What you will do. Where in the listing does the word "Weird" appear? Report each line that holds it.
═════ Dataset excerpts
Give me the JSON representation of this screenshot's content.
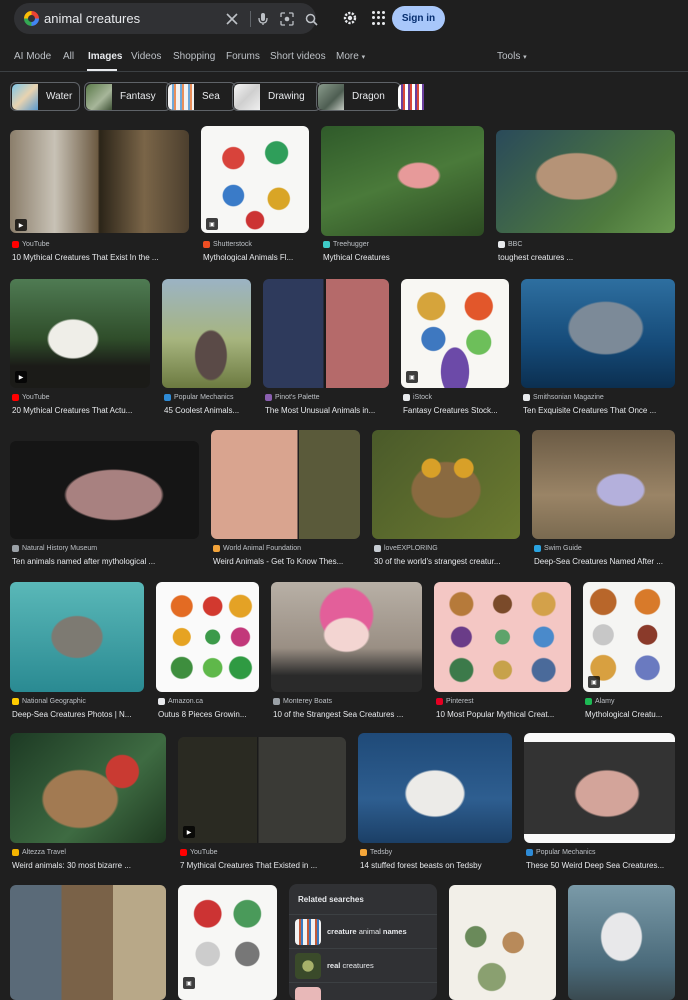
{
  "search": {
    "query": "animal creatures"
  },
  "header": {
    "sign_in_label": "Sign in"
  },
  "tabs": [
    {
      "label": "AI Mode"
    },
    {
      "label": "All"
    },
    {
      "label": "Images"
    },
    {
      "label": "Videos"
    },
    {
      "label": "Shopping"
    },
    {
      "label": "Forums"
    },
    {
      "label": "Short videos"
    },
    {
      "label": "More"
    },
    {
      "label": "Tools"
    }
  ],
  "chips": [
    {
      "label": "Water"
    },
    {
      "label": "Fantasy"
    },
    {
      "label": "Sea"
    },
    {
      "label": "Drawing"
    },
    {
      "label": "Dragon"
    }
  ],
  "results": [
    {
      "source": "YouTube",
      "title": "10 Mythical Creatures That Exist In the ...",
      "color": "#ff0000"
    },
    {
      "source": "Shutterstock",
      "title": "Mythological Animals Fl...",
      "color": "#ee4e23"
    },
    {
      "source": "Treehugger",
      "title": "Mythical Creatures",
      "color": "#3ecbc8"
    },
    {
      "source": "BBC",
      "title": "toughest creatures ...",
      "color": "#e8eaed"
    },
    {
      "source": "YouTube",
      "title": "20 Mythical Creatures That Actu...",
      "color": "#ff0000"
    },
    {
      "source": "Popular Mechanics",
      "title": "45 Coolest Animals...",
      "color": "#2e8bd6"
    },
    {
      "source": "Pinot's Palette",
      "title": "The Most Unusual Animals in...",
      "color": "#8a5fb0"
    },
    {
      "source": "iStock",
      "title": "Fantasy Creatures Stock...",
      "color": "#e8eaed"
    },
    {
      "source": "Smithsonian Magazine",
      "title": "Ten Exquisite Creatures That Once ...",
      "color": "#e8eaed"
    },
    {
      "source": "Natural History Museum",
      "title": "Ten animals named after mythological ...",
      "color": "#9aa0a6"
    },
    {
      "source": "World Animal Foundation",
      "title": "Weird Animals - Get To Know Thes...",
      "color": "#f2a33a"
    },
    {
      "source": "loveEXPLORING",
      "title": "30 of the world's strangest creatur...",
      "color": "#c6ccd2"
    },
    {
      "source": "Swim Guide",
      "title": "Deep-Sea Creatures Named After ...",
      "color": "#2aa3e0"
    },
    {
      "source": "National Geographic",
      "title": "Deep-Sea Creatures Photos | N...",
      "color": "#ffcc00"
    },
    {
      "source": "Amazon.ca",
      "title": "Outus 8 Pieces Growin...",
      "color": "#e8eaed"
    },
    {
      "source": "Monterey Boats",
      "title": "10 of the Strangest Sea Creatures ...",
      "color": "#9aa0a6"
    },
    {
      "source": "Pinterest",
      "title": "10 Most Popular Mythical Creat...",
      "color": "#e60023"
    },
    {
      "source": "Alamy",
      "title": "Mythological Creatu...",
      "color": "#1db954"
    },
    {
      "source": "Altezza Travel",
      "title": "Weird animals: 30 most bizarre ...",
      "color": "#f4b400"
    },
    {
      "source": "YouTube",
      "title": "7 Mythical Creatures That Existed in ...",
      "color": "#ff0000"
    },
    {
      "source": "Tedsby",
      "title": "14 stuffed forest beasts on Tedsby",
      "color": "#f4a63a"
    },
    {
      "source": "Popular Mechanics",
      "title": "These 50 Weird Deep Sea Creatures...",
      "color": "#2e8bd6"
    }
  ],
  "related": {
    "title": "Related searches",
    "items": [
      {
        "bold": "creature",
        "normal": " animal ",
        "bold2": "names"
      },
      {
        "bold": "real",
        "normal": " creatures",
        "bold2": ""
      }
    ]
  }
}
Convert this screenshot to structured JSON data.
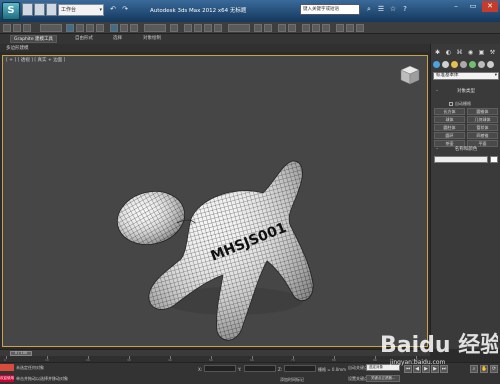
{
  "titlebar": {
    "app_title": "Autodesk 3ds Max  2012 x64    无标题",
    "workspace": "工作台",
    "search_placeholder": "键入关键字或短语"
  },
  "ribbon": {
    "tabs": [
      "Graphite 建模工具",
      "自由形式",
      "选择",
      "对象绘制"
    ],
    "subtitle": "多边形建模"
  },
  "viewport": {
    "label": "[ + ] [ 透视 ] [ 真实 + 边面 ]",
    "model_text": "MHSJS001"
  },
  "command_panel": {
    "dropdown": "标准基本体",
    "rollout_object_type": "对象类型",
    "auto_grid": "自动栅格",
    "buttons": [
      "长方体",
      "圆锥体",
      "球体",
      "几何球体",
      "圆柱体",
      "管状体",
      "圆环",
      "四棱锥",
      "茶壶",
      "平面"
    ],
    "rollout_name_color": "名称和颜色"
  },
  "timeline": {
    "frame": "0 / 100",
    "ticks": [
      "0",
      "10",
      "20",
      "30",
      "40",
      "50",
      "60",
      "70",
      "80",
      "90",
      "100"
    ]
  },
  "status": {
    "line1": "未选定任何对象",
    "line2": "单击并拖动以选择并移动对象",
    "maxscript": "欢迎使用",
    "x_label": "X:",
    "y_label": "Y:",
    "z_label": "Z:",
    "grid": "栅格 = 0.0mm",
    "auto_key": "自动关键点",
    "set_key": "设置关键点",
    "selected": "选定对象",
    "key_filters": "关键点过滤器...",
    "add_time_tag": "添加时间标记"
  },
  "watermark": {
    "brand": "Baidu 经验",
    "url": "jingyan.baidu.com"
  }
}
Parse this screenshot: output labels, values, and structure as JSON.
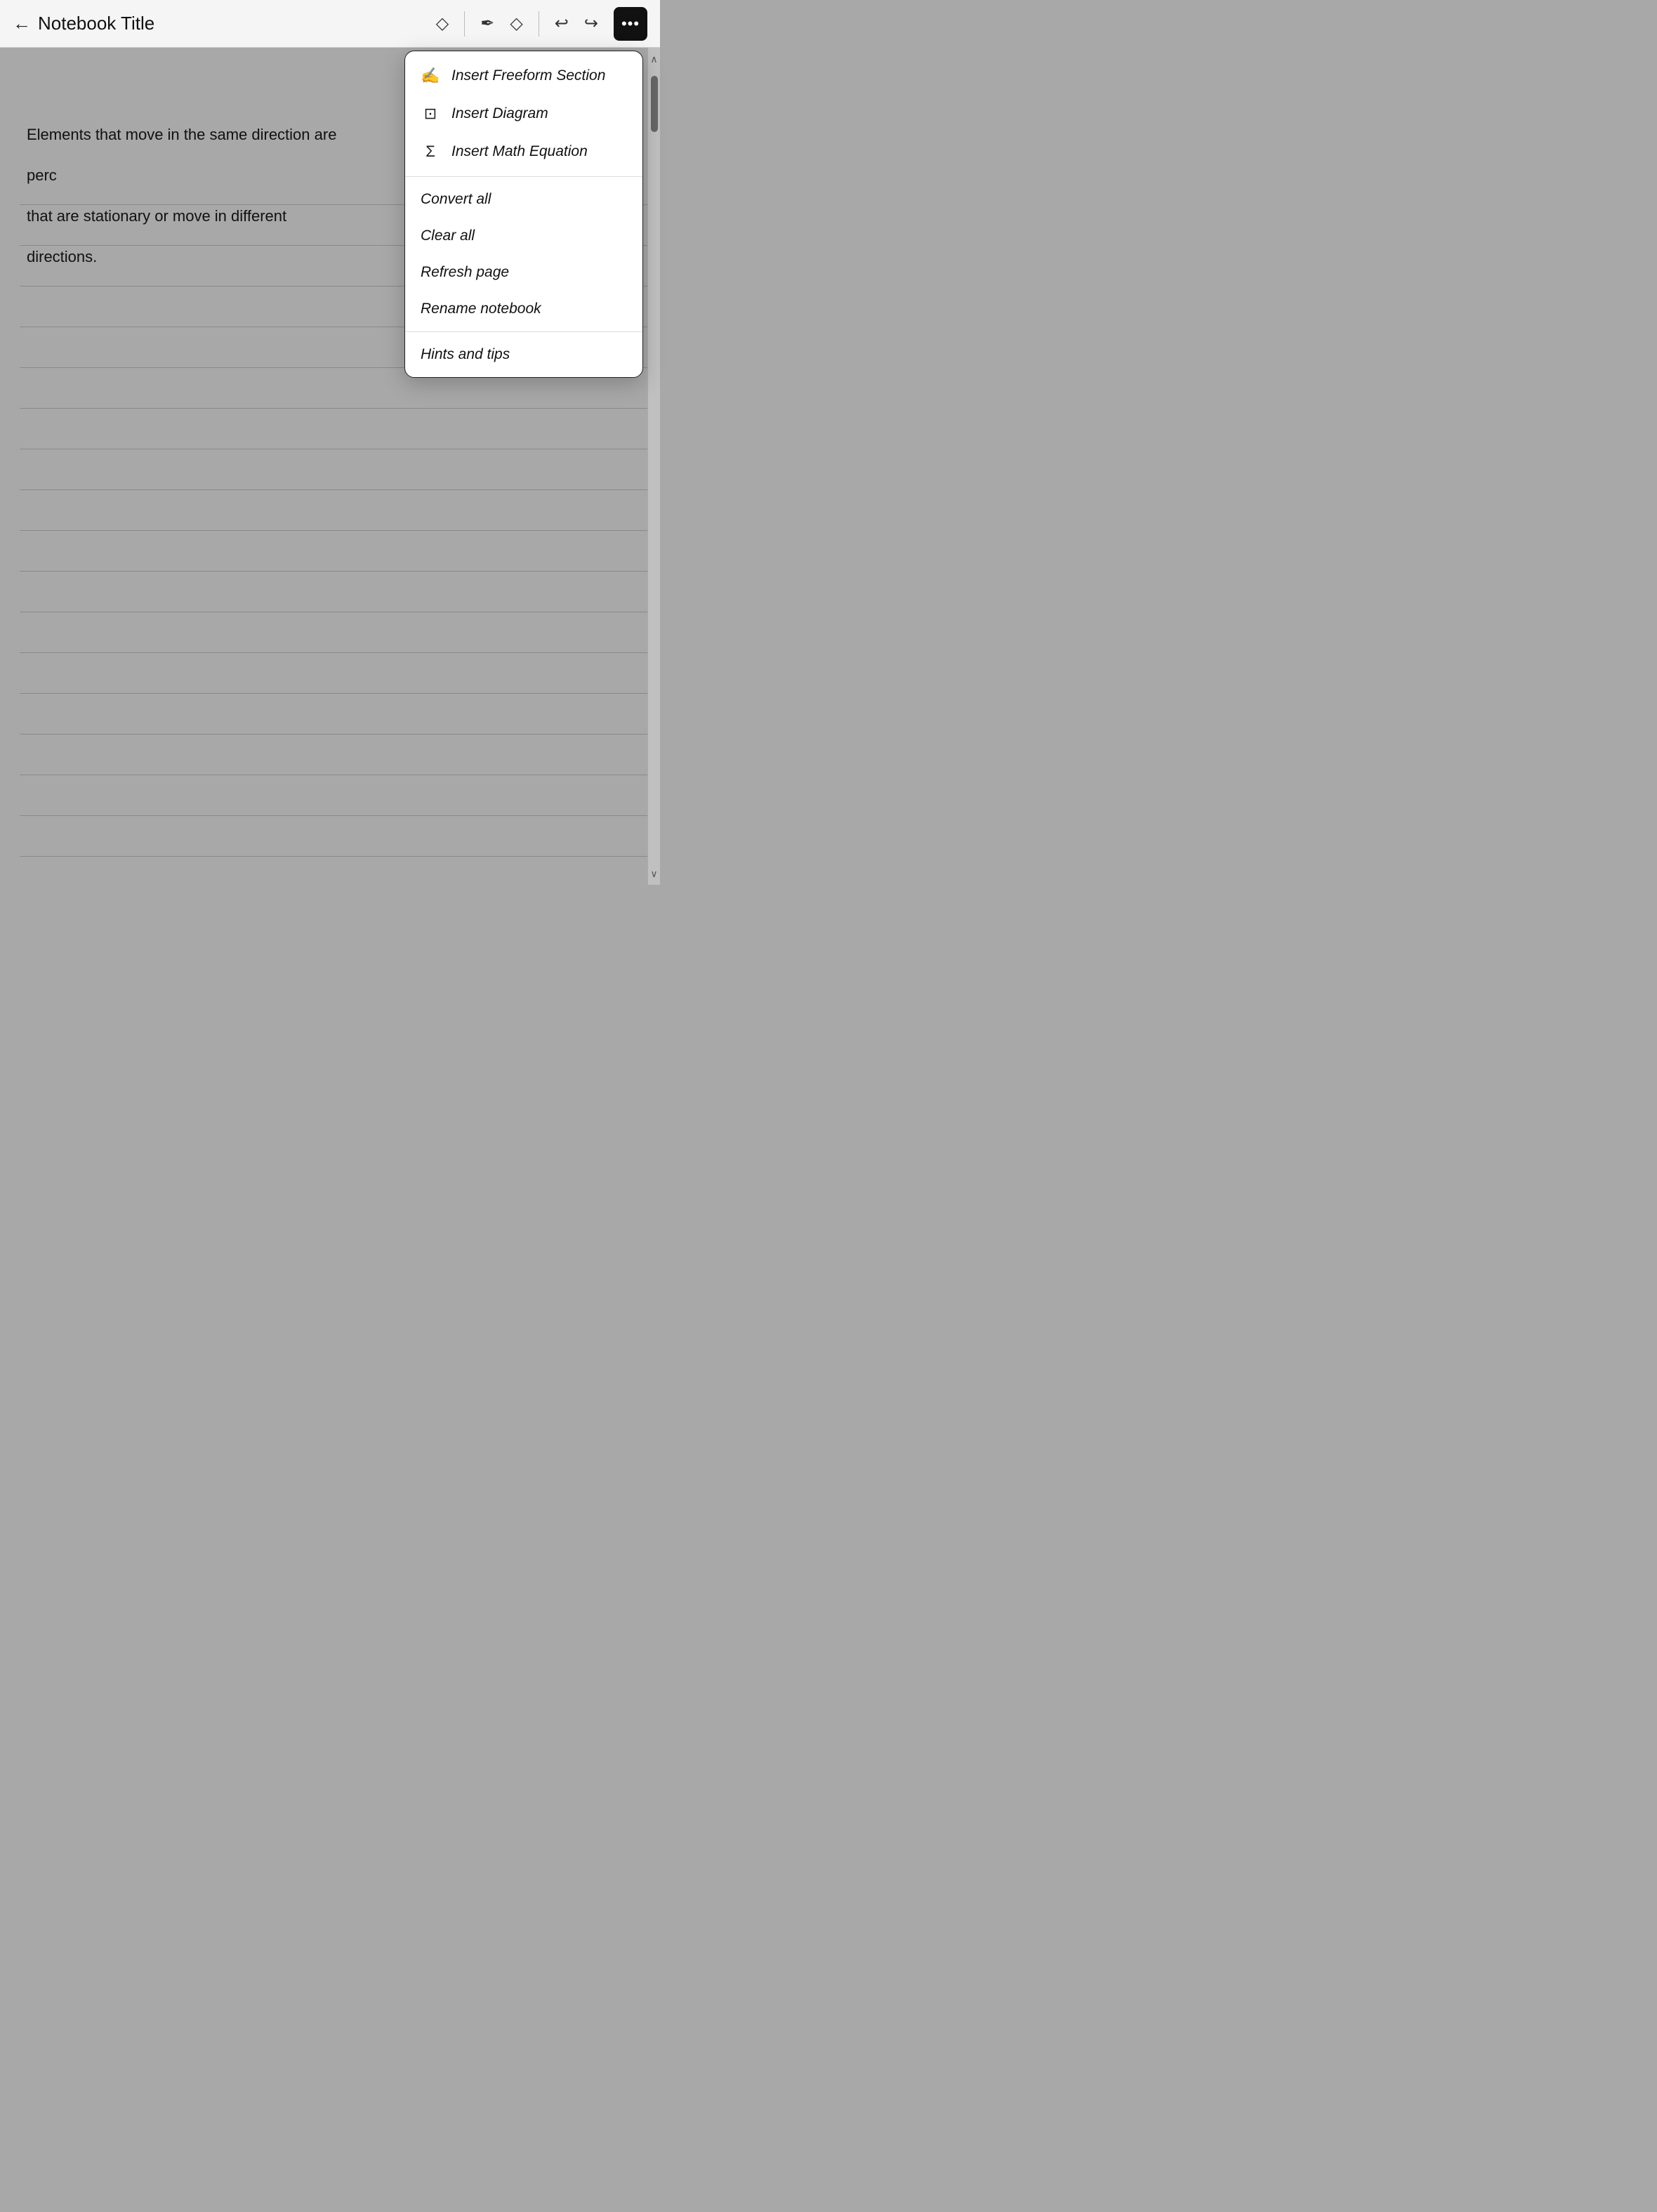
{
  "header": {
    "back_label": "←",
    "title": "Notebook Title",
    "more_button_label": "•••"
  },
  "notebook": {
    "text_line1": "Elements that move in the same direction are perc",
    "text_line2": "that are stationary or move in different directions."
  },
  "dropdown": {
    "section1": [
      {
        "id": "freeform",
        "icon": "✍",
        "label": "Insert Freeform Section"
      },
      {
        "id": "diagram",
        "icon": "⊡",
        "label": "Insert Diagram"
      },
      {
        "id": "equation",
        "icon": "Σ",
        "label": "Insert Math Equation"
      }
    ],
    "section2": [
      {
        "id": "convert",
        "label": "Convert all"
      },
      {
        "id": "clear",
        "label": "Clear all"
      },
      {
        "id": "refresh",
        "label": "Refresh page"
      },
      {
        "id": "rename",
        "label": "Rename notebook"
      }
    ],
    "section3": [
      {
        "id": "hints",
        "label": "Hints and tips"
      }
    ]
  },
  "scrollbar": {
    "up_arrow": "∧",
    "down_arrow": "∨"
  }
}
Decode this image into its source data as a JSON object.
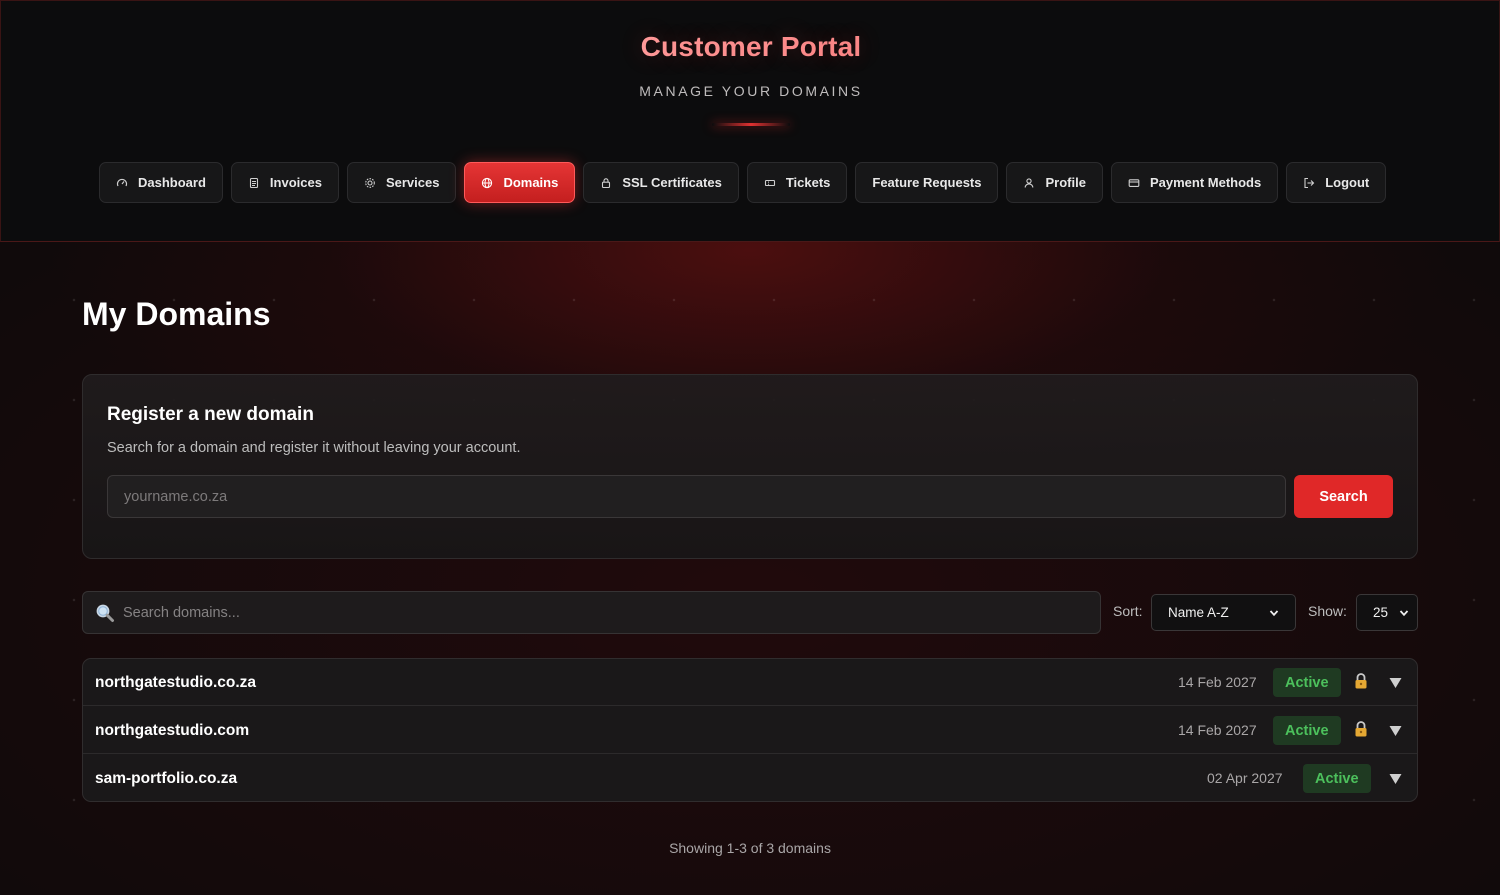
{
  "header": {
    "title": "Customer Portal",
    "subtitle": "MANAGE YOUR DOMAINS"
  },
  "nav": {
    "items": [
      {
        "label": "Dashboard",
        "icon": "gauge-icon",
        "active": false
      },
      {
        "label": "Invoices",
        "icon": "invoice-icon",
        "active": false
      },
      {
        "label": "Services",
        "icon": "gear-icon",
        "active": false
      },
      {
        "label": "Domains",
        "icon": "globe-icon",
        "active": true
      },
      {
        "label": "SSL Certificates",
        "icon": "lock-icon",
        "active": false
      },
      {
        "label": "Tickets",
        "icon": "ticket-icon",
        "active": false
      },
      {
        "label": "Feature Requests",
        "icon": "",
        "active": false
      },
      {
        "label": "Profile",
        "icon": "user-icon",
        "active": false
      },
      {
        "label": "Payment Methods",
        "icon": "credit-card-icon",
        "active": false
      },
      {
        "label": "Logout",
        "icon": "logout-icon",
        "active": false
      }
    ]
  },
  "main": {
    "page_title": "My Domains",
    "register": {
      "title": "Register a new domain",
      "description": "Search for a domain and register it without leaving your account.",
      "input_placeholder": "yourname.co.za",
      "input_value": "",
      "button_label": "Search"
    },
    "filters": {
      "search_placeholder": "Search domains...",
      "search_value": "",
      "sort_label": "Sort:",
      "sort_value": "Name A-Z",
      "show_label": "Show:",
      "show_value": "25"
    },
    "domains": [
      {
        "name": "northgatestudio.co.za",
        "expiry": "14 Feb 2027",
        "status": "Active",
        "locked": true
      },
      {
        "name": "northgatestudio.com",
        "expiry": "14 Feb 2027",
        "status": "Active",
        "locked": true
      },
      {
        "name": "sam-portfolio.co.za",
        "expiry": "02 Apr 2027",
        "status": "Active",
        "locked": false
      }
    ],
    "pagination_summary": "Showing 1-3 of 3 domains"
  },
  "colors": {
    "accent": "#e02828",
    "active_status_text": "#4cc05c",
    "active_status_bg": "#1f3a22",
    "lock": "#e5a833"
  }
}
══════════
Exercise response.
      "title": "Weird Animals - Get To Know Thes...",
      "title": "Weird animals: 30 most bizarre ...",
      "title": "These 50 Weird Deep Sea Creatures...",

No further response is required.